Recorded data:

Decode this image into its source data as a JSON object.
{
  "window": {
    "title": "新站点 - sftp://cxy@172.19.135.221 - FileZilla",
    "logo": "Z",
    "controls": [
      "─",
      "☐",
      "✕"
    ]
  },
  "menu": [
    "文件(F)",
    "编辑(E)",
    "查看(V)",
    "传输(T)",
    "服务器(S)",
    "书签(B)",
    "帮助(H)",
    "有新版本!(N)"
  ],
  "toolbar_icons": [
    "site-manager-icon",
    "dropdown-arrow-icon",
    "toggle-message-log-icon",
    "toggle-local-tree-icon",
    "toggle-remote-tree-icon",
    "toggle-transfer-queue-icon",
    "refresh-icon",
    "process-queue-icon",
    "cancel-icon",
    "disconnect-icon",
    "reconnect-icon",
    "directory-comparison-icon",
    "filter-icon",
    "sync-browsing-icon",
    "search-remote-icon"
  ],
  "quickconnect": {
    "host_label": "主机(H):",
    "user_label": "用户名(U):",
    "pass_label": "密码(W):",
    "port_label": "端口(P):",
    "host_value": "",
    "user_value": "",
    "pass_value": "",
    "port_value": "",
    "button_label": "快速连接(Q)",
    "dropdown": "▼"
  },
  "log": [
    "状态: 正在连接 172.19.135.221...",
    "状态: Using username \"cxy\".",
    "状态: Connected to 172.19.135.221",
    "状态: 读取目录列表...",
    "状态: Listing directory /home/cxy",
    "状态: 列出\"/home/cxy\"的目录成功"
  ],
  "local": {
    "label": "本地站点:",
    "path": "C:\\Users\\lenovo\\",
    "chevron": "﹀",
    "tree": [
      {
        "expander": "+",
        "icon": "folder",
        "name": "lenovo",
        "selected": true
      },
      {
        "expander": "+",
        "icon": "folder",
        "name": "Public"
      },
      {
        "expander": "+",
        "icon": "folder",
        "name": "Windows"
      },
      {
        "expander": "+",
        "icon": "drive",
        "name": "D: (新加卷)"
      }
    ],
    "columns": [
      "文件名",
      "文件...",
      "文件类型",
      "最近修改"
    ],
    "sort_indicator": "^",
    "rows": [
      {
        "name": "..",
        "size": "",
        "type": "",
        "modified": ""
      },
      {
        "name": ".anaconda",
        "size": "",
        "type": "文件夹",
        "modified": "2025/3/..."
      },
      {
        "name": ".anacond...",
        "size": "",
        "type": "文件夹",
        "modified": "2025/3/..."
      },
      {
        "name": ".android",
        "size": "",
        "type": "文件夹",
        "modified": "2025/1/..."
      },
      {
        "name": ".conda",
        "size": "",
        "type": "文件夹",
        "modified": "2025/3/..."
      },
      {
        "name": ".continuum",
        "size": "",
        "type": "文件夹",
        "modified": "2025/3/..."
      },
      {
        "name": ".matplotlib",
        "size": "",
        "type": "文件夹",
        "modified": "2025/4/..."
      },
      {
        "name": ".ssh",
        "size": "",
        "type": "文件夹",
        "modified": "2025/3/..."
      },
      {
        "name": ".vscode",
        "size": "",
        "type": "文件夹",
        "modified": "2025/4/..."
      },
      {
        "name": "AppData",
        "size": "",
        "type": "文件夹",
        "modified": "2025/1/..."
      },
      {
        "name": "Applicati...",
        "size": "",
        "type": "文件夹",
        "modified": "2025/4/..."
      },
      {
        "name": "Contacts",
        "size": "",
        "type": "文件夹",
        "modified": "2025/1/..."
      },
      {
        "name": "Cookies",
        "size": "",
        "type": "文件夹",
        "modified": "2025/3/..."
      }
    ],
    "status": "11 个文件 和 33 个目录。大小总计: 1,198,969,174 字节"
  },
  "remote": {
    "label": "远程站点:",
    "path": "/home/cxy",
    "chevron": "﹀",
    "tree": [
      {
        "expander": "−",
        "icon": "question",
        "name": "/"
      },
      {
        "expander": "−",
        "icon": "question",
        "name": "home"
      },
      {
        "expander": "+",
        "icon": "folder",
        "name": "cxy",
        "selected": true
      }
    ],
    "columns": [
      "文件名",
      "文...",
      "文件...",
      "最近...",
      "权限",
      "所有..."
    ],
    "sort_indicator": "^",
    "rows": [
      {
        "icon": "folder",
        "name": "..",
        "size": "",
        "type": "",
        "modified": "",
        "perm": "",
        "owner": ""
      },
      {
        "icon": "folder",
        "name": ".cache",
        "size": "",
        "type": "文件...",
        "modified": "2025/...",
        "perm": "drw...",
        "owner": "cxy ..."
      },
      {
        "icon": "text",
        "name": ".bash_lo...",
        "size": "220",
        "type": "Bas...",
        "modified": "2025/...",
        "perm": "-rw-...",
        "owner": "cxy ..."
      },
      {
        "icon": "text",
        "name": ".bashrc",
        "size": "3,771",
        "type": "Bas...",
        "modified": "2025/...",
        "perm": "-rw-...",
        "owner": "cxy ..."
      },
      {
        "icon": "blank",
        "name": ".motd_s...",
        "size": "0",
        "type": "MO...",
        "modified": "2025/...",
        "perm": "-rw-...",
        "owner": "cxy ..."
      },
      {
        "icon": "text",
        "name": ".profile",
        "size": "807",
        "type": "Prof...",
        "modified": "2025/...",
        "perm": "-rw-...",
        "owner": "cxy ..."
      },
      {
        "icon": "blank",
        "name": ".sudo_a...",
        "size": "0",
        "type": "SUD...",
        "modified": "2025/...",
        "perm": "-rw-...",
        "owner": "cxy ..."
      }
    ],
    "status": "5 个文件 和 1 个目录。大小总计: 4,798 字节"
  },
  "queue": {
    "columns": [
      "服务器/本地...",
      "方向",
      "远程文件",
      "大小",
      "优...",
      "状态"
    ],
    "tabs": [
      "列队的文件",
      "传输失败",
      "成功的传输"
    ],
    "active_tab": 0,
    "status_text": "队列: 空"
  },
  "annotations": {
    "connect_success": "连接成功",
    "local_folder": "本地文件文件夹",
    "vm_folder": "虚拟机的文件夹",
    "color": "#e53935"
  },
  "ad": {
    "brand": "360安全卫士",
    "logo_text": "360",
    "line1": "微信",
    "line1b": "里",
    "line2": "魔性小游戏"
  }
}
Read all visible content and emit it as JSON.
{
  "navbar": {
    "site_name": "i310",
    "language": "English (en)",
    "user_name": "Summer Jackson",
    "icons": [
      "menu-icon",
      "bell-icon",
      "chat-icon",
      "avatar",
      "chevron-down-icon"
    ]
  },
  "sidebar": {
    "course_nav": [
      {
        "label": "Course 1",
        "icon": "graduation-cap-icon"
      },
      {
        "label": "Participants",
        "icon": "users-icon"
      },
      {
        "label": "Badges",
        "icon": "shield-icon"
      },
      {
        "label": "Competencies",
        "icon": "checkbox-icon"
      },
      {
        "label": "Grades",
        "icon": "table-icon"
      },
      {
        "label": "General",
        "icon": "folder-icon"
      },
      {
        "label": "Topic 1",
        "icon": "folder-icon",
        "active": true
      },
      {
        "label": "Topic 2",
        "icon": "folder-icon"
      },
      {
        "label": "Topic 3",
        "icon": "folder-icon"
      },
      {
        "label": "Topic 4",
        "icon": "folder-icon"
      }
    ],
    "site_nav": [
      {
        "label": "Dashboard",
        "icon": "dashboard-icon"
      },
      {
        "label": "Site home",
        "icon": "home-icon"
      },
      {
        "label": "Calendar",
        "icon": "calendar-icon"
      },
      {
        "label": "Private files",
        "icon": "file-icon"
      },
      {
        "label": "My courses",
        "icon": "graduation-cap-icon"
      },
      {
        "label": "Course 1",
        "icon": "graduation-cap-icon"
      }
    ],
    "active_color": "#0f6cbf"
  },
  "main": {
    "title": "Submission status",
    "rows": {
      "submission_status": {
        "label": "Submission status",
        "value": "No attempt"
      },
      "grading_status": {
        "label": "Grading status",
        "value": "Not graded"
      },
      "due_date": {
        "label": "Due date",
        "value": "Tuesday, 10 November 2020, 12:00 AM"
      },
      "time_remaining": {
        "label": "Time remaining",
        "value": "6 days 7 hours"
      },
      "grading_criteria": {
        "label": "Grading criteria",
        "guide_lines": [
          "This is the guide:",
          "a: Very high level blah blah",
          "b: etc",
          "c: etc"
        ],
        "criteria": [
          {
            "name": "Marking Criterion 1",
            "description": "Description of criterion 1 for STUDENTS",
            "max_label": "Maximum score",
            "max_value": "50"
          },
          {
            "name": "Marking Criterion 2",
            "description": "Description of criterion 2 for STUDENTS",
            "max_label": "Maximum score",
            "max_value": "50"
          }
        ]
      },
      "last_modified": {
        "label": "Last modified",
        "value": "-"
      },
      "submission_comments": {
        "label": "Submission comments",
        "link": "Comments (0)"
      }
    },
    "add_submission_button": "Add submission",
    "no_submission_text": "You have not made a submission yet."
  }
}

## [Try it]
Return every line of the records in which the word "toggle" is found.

## [Solution to the exercise]
    "toggle-message-log-icon",
    "toggle-local-tree-icon",
    "toggle-remote-tree-icon",
    "toggle-transfer-queue-icon",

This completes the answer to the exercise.